What this task involves
Search the material for the word "data" and copy each line that holds it.

= Beginning of Section =

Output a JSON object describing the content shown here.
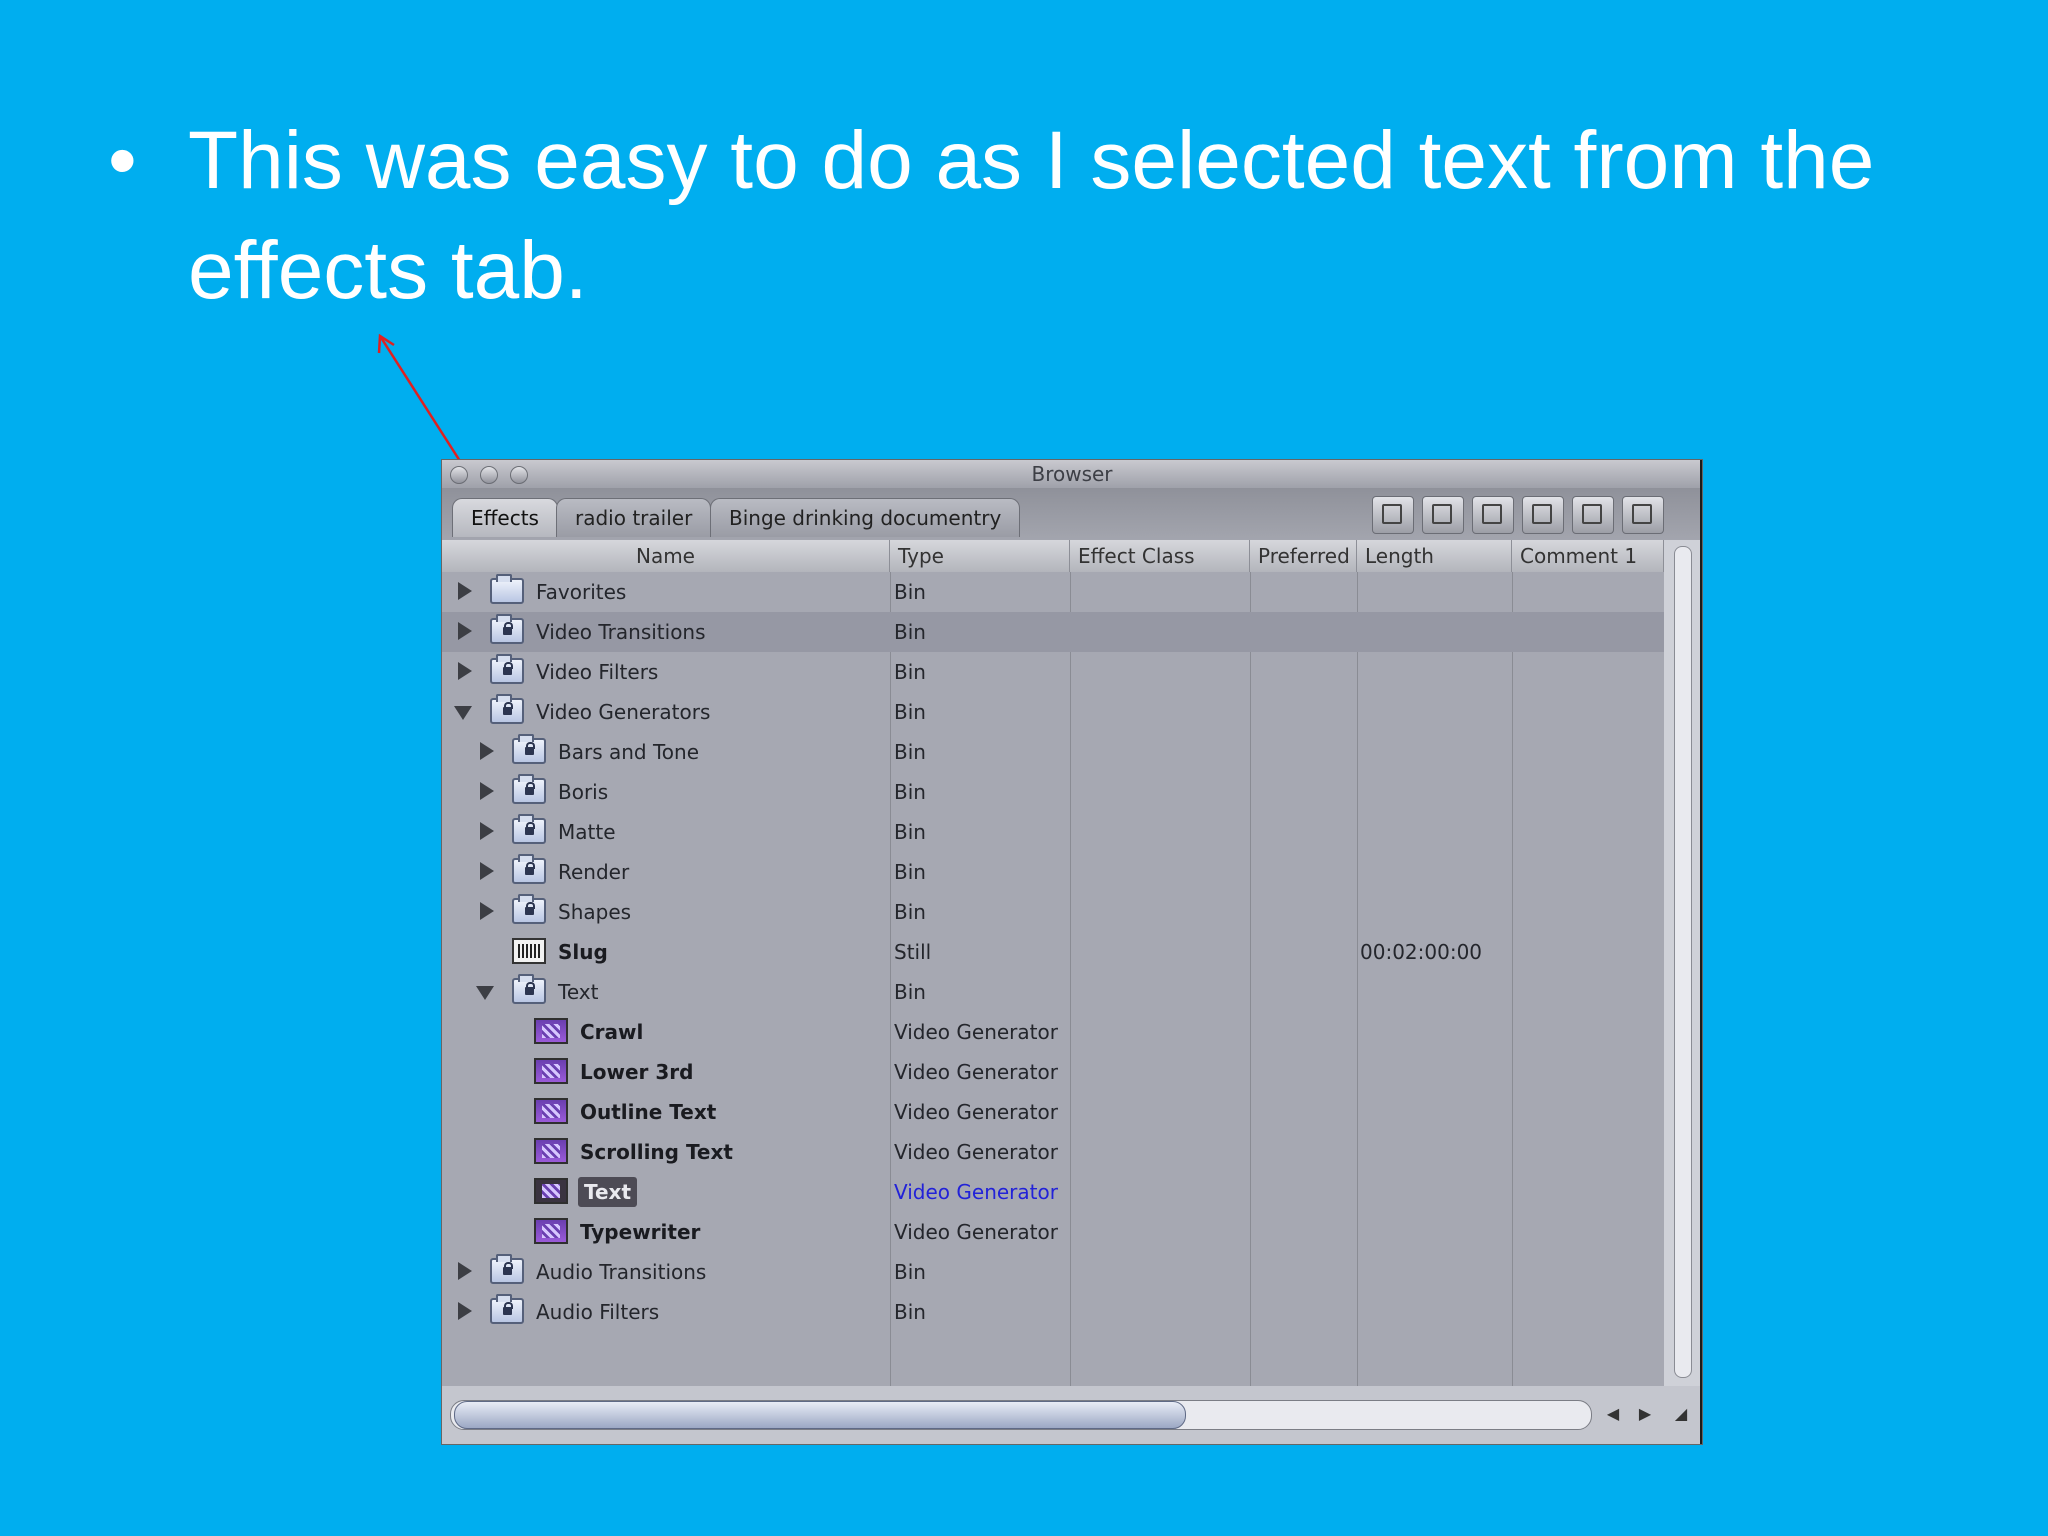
{
  "slide": {
    "bullet": "•",
    "text": "This was easy to do as I selected text from the effects tab."
  },
  "window": {
    "title": "Browser",
    "tabs": [
      {
        "label": "Effects",
        "active": true
      },
      {
        "label": "radio trailer",
        "active": false
      },
      {
        "label": "Binge drinking documentry",
        "active": false
      }
    ],
    "toolbar": [
      "toolbar-icon-1",
      "toolbar-icon-2",
      "toolbar-icon-3",
      "toolbar-icon-4",
      "toolbar-icon-5",
      "toolbar-icon-6"
    ],
    "columns": {
      "name": "Name",
      "type": "Type",
      "effect_class": "Effect Class",
      "preferred": "Preferred",
      "length": "Length",
      "comment1": "Comment 1"
    },
    "rows": [
      {
        "name": "Favorites",
        "type": "Bin",
        "level": 0,
        "disclosure": "closed",
        "icon": "folder",
        "bold": false
      },
      {
        "name": "Video Transitions",
        "type": "Bin",
        "level": 0,
        "disclosure": "closed",
        "icon": "locked-bin",
        "bold": false
      },
      {
        "name": "Video Filters",
        "type": "Bin",
        "level": 0,
        "disclosure": "closed",
        "icon": "locked-bin",
        "bold": false
      },
      {
        "name": "Video Generators",
        "type": "Bin",
        "level": 0,
        "disclosure": "open",
        "icon": "locked-bin",
        "bold": false
      },
      {
        "name": "Bars and Tone",
        "type": "Bin",
        "level": 1,
        "disclosure": "closed",
        "icon": "locked-bin",
        "bold": false
      },
      {
        "name": "Boris",
        "type": "Bin",
        "level": 1,
        "disclosure": "closed",
        "icon": "locked-bin",
        "bold": false
      },
      {
        "name": "Matte",
        "type": "Bin",
        "level": 1,
        "disclosure": "closed",
        "icon": "locked-bin",
        "bold": false
      },
      {
        "name": "Render",
        "type": "Bin",
        "level": 1,
        "disclosure": "closed",
        "icon": "locked-bin",
        "bold": false
      },
      {
        "name": "Shapes",
        "type": "Bin",
        "level": 1,
        "disclosure": "closed",
        "icon": "locked-bin",
        "bold": false
      },
      {
        "name": "Slug",
        "type": "Still",
        "level": 1,
        "disclosure": "none",
        "icon": "slug",
        "bold": true,
        "length": "00:02:00:00"
      },
      {
        "name": "Text",
        "type": "Bin",
        "level": 1,
        "disclosure": "open",
        "icon": "locked-bin",
        "bold": false
      },
      {
        "name": "Crawl",
        "type": "Video Generator",
        "level": 2,
        "disclosure": "none",
        "icon": "generator",
        "bold": true
      },
      {
        "name": "Lower 3rd",
        "type": "Video Generator",
        "level": 2,
        "disclosure": "none",
        "icon": "generator",
        "bold": true
      },
      {
        "name": "Outline Text",
        "type": "Video Generator",
        "level": 2,
        "disclosure": "none",
        "icon": "generator",
        "bold": true
      },
      {
        "name": "Scrolling Text",
        "type": "Video Generator",
        "level": 2,
        "disclosure": "none",
        "icon": "generator",
        "bold": true
      },
      {
        "name": "Text",
        "type": "Video Generator",
        "level": 2,
        "disclosure": "none",
        "icon": "generator",
        "bold": true,
        "selected": true
      },
      {
        "name": "Typewriter",
        "type": "Video Generator",
        "level": 2,
        "disclosure": "none",
        "icon": "generator",
        "bold": true
      },
      {
        "name": "Audio Transitions",
        "type": "Bin",
        "level": 0,
        "disclosure": "closed",
        "icon": "locked-bin",
        "bold": false
      },
      {
        "name": "Audio Filters",
        "type": "Bin",
        "level": 0,
        "disclosure": "closed",
        "icon": "locked-bin",
        "bold": false
      }
    ],
    "colors": {
      "background": "#00AEEF",
      "selection_type": "#2222d8",
      "arrow": "#e02020"
    }
  }
}
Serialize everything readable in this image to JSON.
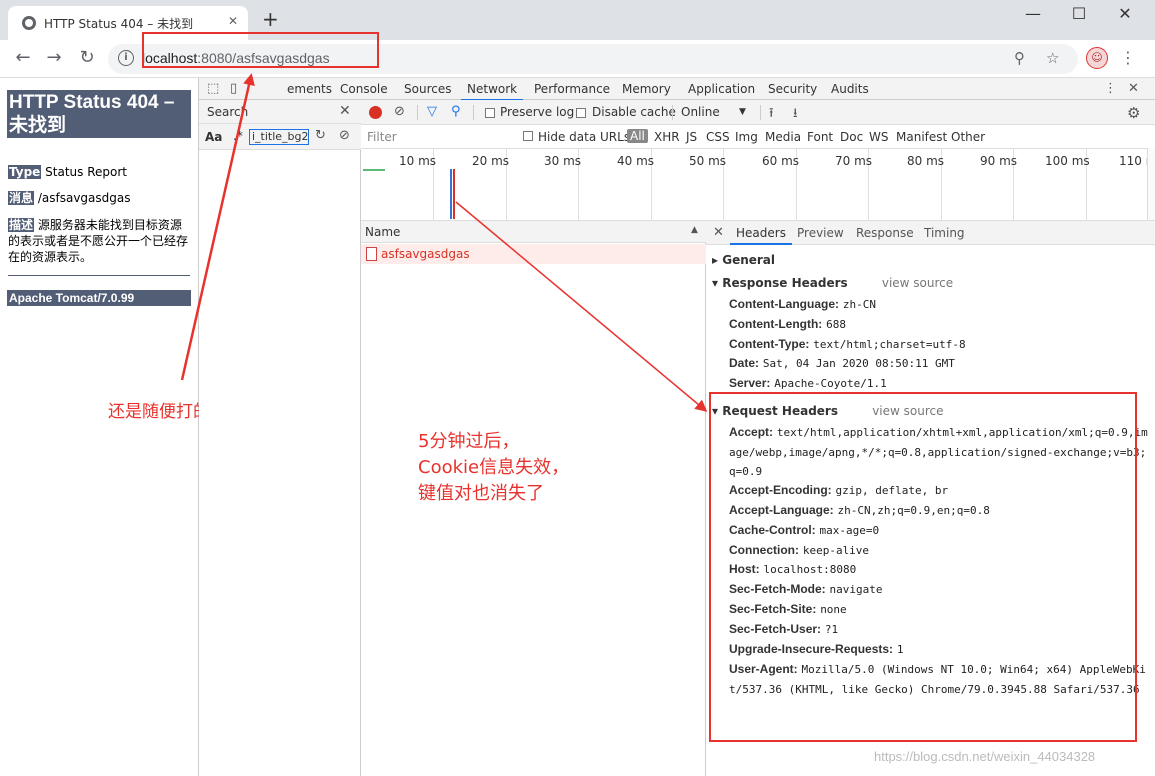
{
  "browser": {
    "tab_title": "HTTP Status 404 – 未找到",
    "tab_close": "✕",
    "new_tab": "+",
    "url_host": "localhost",
    "url_rest": ":8080/asfsavgasdgas",
    "window_controls": [
      "—",
      "☐",
      "✕"
    ]
  },
  "page": {
    "heading": "HTTP Status 404 – 未找到",
    "type_label": "Type",
    "type_value": "Status Report",
    "message_label": "消息",
    "message_value": "/asfsavgasdgas",
    "desc_label": "描述",
    "desc_value": "源服务器未能找到目标资源的表示或者是不愿公开一个已经存在的资源表示。",
    "footer": "Apache Tomcat/7.0.99"
  },
  "devtools": {
    "tabs": [
      "ements",
      "Console",
      "Sources",
      "Network",
      "Performance",
      "Memory",
      "Application",
      "Security",
      "Audits"
    ],
    "active_tab": "Network",
    "search": {
      "title": "Search",
      "aa": "Aa",
      "regex": ".*",
      "query": "i_title_bg2."
    },
    "network": {
      "preserve_log": "Preserve log",
      "disable_cache": "Disable cache",
      "throttle": "Online",
      "filter_placeholder": "Filter",
      "hide_data_urls": "Hide data URLs",
      "types": [
        "All",
        "XHR",
        "JS",
        "CSS",
        "Img",
        "Media",
        "Font",
        "Doc",
        "WS",
        "Manifest",
        "Other"
      ],
      "timeline_labels": [
        "10 ms",
        "20 ms",
        "30 ms",
        "40 ms",
        "50 ms",
        "60 ms",
        "70 ms",
        "80 ms",
        "90 ms",
        "100 ms",
        "110 m"
      ],
      "name_col": "Name",
      "requests": [
        "asfsavgasdgas"
      ]
    },
    "details": {
      "tabs": [
        "Headers",
        "Preview",
        "Response",
        "Timing"
      ],
      "active_tab": "Headers",
      "general": "General",
      "response_headers_title": "Response Headers",
      "view_source": "view source",
      "response_headers": [
        {
          "k": "Content-Language:",
          "v": "zh-CN"
        },
        {
          "k": "Content-Length:",
          "v": "688"
        },
        {
          "k": "Content-Type:",
          "v": "text/html;charset=utf-8"
        },
        {
          "k": "Date:",
          "v": "Sat, 04 Jan 2020 08:50:11 GMT"
        },
        {
          "k": "Server:",
          "v": "Apache-Coyote/1.1"
        }
      ],
      "request_headers_title": "Request Headers",
      "request_headers": [
        {
          "k": "Accept:",
          "v": "text/html,application/xhtml+xml,application/xml;q=0.9,image/webp,image/apng,*/*;q=0.8,application/signed-exchange;v=b3;q=0.9"
        },
        {
          "k": "Accept-Encoding:",
          "v": "gzip, deflate, br"
        },
        {
          "k": "Accept-Language:",
          "v": "zh-CN,zh;q=0.9,en;q=0.8"
        },
        {
          "k": "Cache-Control:",
          "v": "max-age=0"
        },
        {
          "k": "Connection:",
          "v": "keep-alive"
        },
        {
          "k": "Host:",
          "v": "localhost:8080"
        },
        {
          "k": "Sec-Fetch-Mode:",
          "v": "navigate"
        },
        {
          "k": "Sec-Fetch-Site:",
          "v": "none"
        },
        {
          "k": "Sec-Fetch-User:",
          "v": "?1"
        },
        {
          "k": "Upgrade-Insecure-Requests:",
          "v": "1"
        },
        {
          "k": "User-Agent:",
          "v": "Mozilla/5.0 (Windows NT 10.0; Win64; x64) AppleWebKit/537.36 (KHTML, like Gecko) Chrome/79.0.3945.88 Safari/537.36"
        }
      ]
    }
  },
  "annotations": {
    "left_note": "还是随便打的地址",
    "mid_note_lines": [
      "5分钟过后，",
      "Cookie信息失效，",
      "键值对也消失了"
    ],
    "color": "#e8322d"
  },
  "watermark": "https://blog.csdn.net/weixin_44034328"
}
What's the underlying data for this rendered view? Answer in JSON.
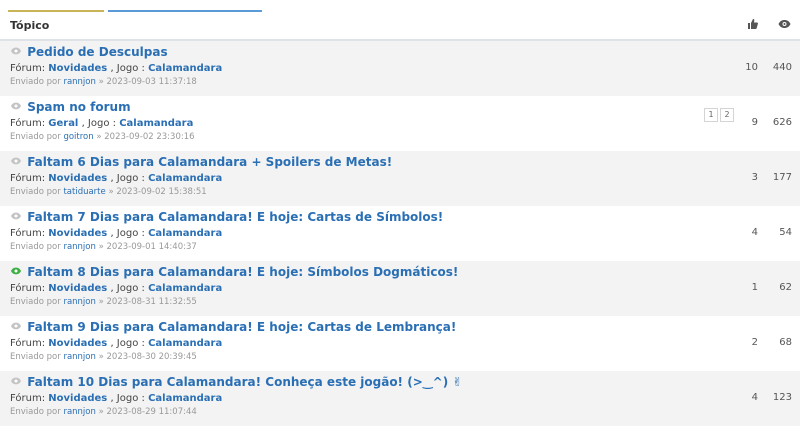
{
  "header": {
    "title": "Tópico",
    "likes_icon": "thumbs-up-icon",
    "views_icon": "eye-icon"
  },
  "labels": {
    "forum_prefix": "Fórum:",
    "game_prefix": ", Jogo :",
    "sent_by": "Enviado por",
    "sep": "»"
  },
  "topics": [
    {
      "title": "Pedido de Desculpas",
      "forum": "Novidades",
      "game": "Calamandara",
      "author": "rannjon",
      "date": "2023-09-03 11:37:18",
      "likes": "10",
      "views": "440",
      "new": false
    },
    {
      "title": "Spam no forum",
      "forum": "Geral",
      "game": "Calamandara",
      "author": "goitron",
      "date": "2023-09-02 23:30:16",
      "likes": "9",
      "views": "626",
      "new": false,
      "pages": [
        "1",
        "2"
      ]
    },
    {
      "title": "Faltam 6 Dias para Calamandara + Spoilers de Metas!",
      "forum": "Novidades",
      "game": "Calamandara",
      "author": "tatiduarte",
      "date": "2023-09-02 15:38:51",
      "likes": "3",
      "views": "177",
      "new": false
    },
    {
      "title": "Faltam 7 Dias para Calamandara! E hoje: Cartas de Símbolos!",
      "forum": "Novidades",
      "game": "Calamandara",
      "author": "rannjon",
      "date": "2023-09-01 14:40:37",
      "likes": "4",
      "views": "54",
      "new": false
    },
    {
      "title": "Faltam 8 Dias para Calamandara! E hoje: Símbolos Dogmáticos!",
      "forum": "Novidades",
      "game": "Calamandara",
      "author": "rannjon",
      "date": "2023-08-31 11:32:55",
      "likes": "1",
      "views": "62",
      "new": true
    },
    {
      "title": "Faltam 9 Dias para Calamandara! E hoje: Cartas de Lembrança!",
      "forum": "Novidades",
      "game": "Calamandara",
      "author": "rannjon",
      "date": "2023-08-30 20:39:45",
      "likes": "2",
      "views": "68",
      "new": false
    },
    {
      "title": "Faltam 10 Dias para Calamandara! Conheça este jogão! (>‿^) ✌",
      "forum": "Novidades",
      "game": "Calamandara",
      "author": "rannjon",
      "date": "2023-08-29 11:07:44",
      "likes": "4",
      "views": "123",
      "new": false
    }
  ],
  "colors": {
    "link": "#2a6fb4",
    "new_eye": "#3cb043",
    "row_alt": "#f3f3f3"
  }
}
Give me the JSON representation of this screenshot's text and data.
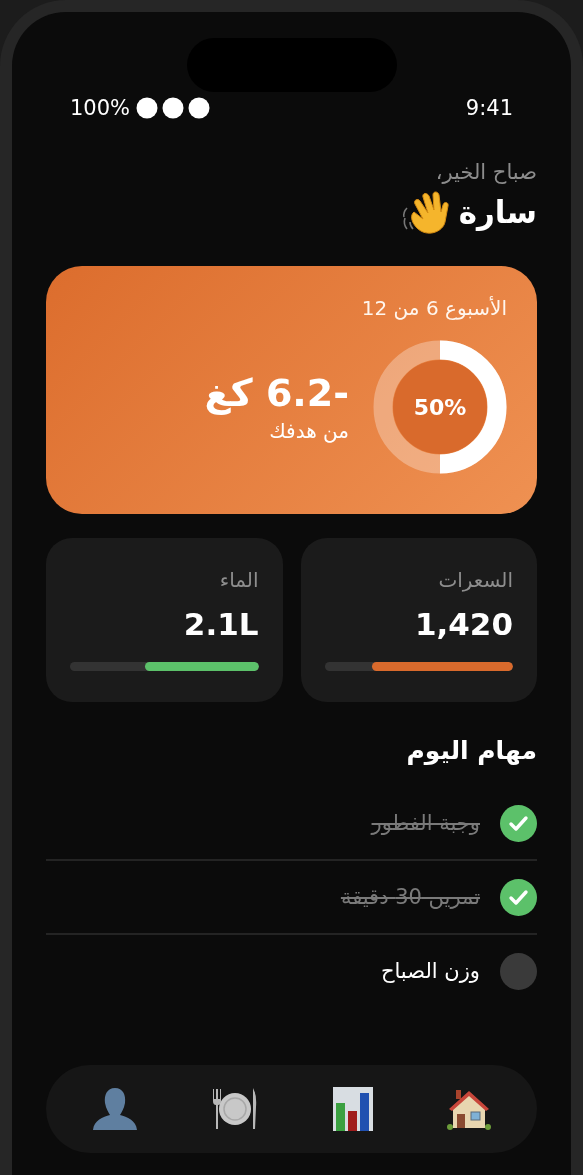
{
  "status_bar": {
    "time": "9:41",
    "battery": "100%"
  },
  "greeting": {
    "subtitle": "صباح الخير،",
    "name": "سارة"
  },
  "progress_card": {
    "week": "الأسبوع 6 من 12",
    "loss": "-6.2 كغ",
    "caption": "من هدفك",
    "level": 0.5,
    "percent": "50%"
  },
  "stats": [
    {
      "label": "السعرات",
      "value": "1,420",
      "level": 0.75,
      "color": "#d96a2c"
    },
    {
      "label": "الماء",
      "value": "2.1L",
      "level": 0.6,
      "color": "#5cc16a"
    }
  ],
  "tasks_title": "مهام اليوم",
  "tasks": [
    {
      "label": "وجبة الفطور",
      "checked": true
    },
    {
      "label": "تمرين 30 دقيقة",
      "checked": true
    },
    {
      "label": "وزن الصباح",
      "checked": false
    }
  ],
  "nav": [
    {
      "kind": "home"
    },
    {
      "kind": "stats"
    },
    {
      "kind": "meals"
    },
    {
      "kind": "profile"
    }
  ]
}
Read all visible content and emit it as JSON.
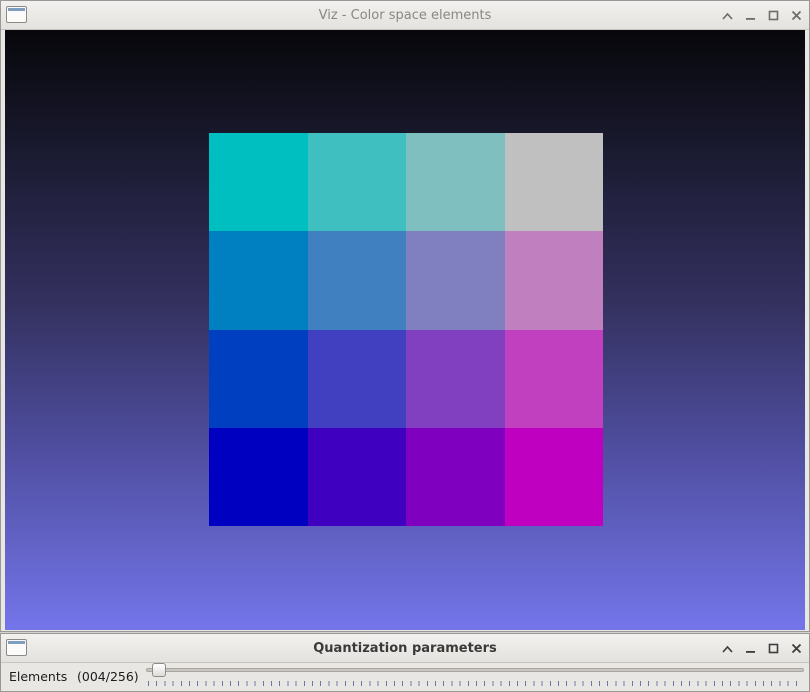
{
  "viz_window": {
    "title": "Viz - Color space elements",
    "controls": [
      "up-arrow-icon",
      "minimize-icon",
      "maximize-icon",
      "close-icon"
    ],
    "grid_colors": [
      "#00bfc0",
      "#40bfc0",
      "#80bfc0",
      "#c0c0c0",
      "#0080c0",
      "#4080c0",
      "#8080c0",
      "#c080c0",
      "#0040c0",
      "#4040c0",
      "#8040c0",
      "#c040c0",
      "#0000c0",
      "#4000c0",
      "#8000c0",
      "#c000c0"
    ]
  },
  "quant_window": {
    "title": "Quantization parameters",
    "slider": {
      "label": "Elements",
      "value_text": "(004/256)",
      "value": 4,
      "max": 256
    }
  }
}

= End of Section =

Completed exercise
      "hide_data_urls": "Hide data URLs",
What's the underlying data for this rendered view? Answer in JSON.
Give me the JSON representation of this screenshot's text and data.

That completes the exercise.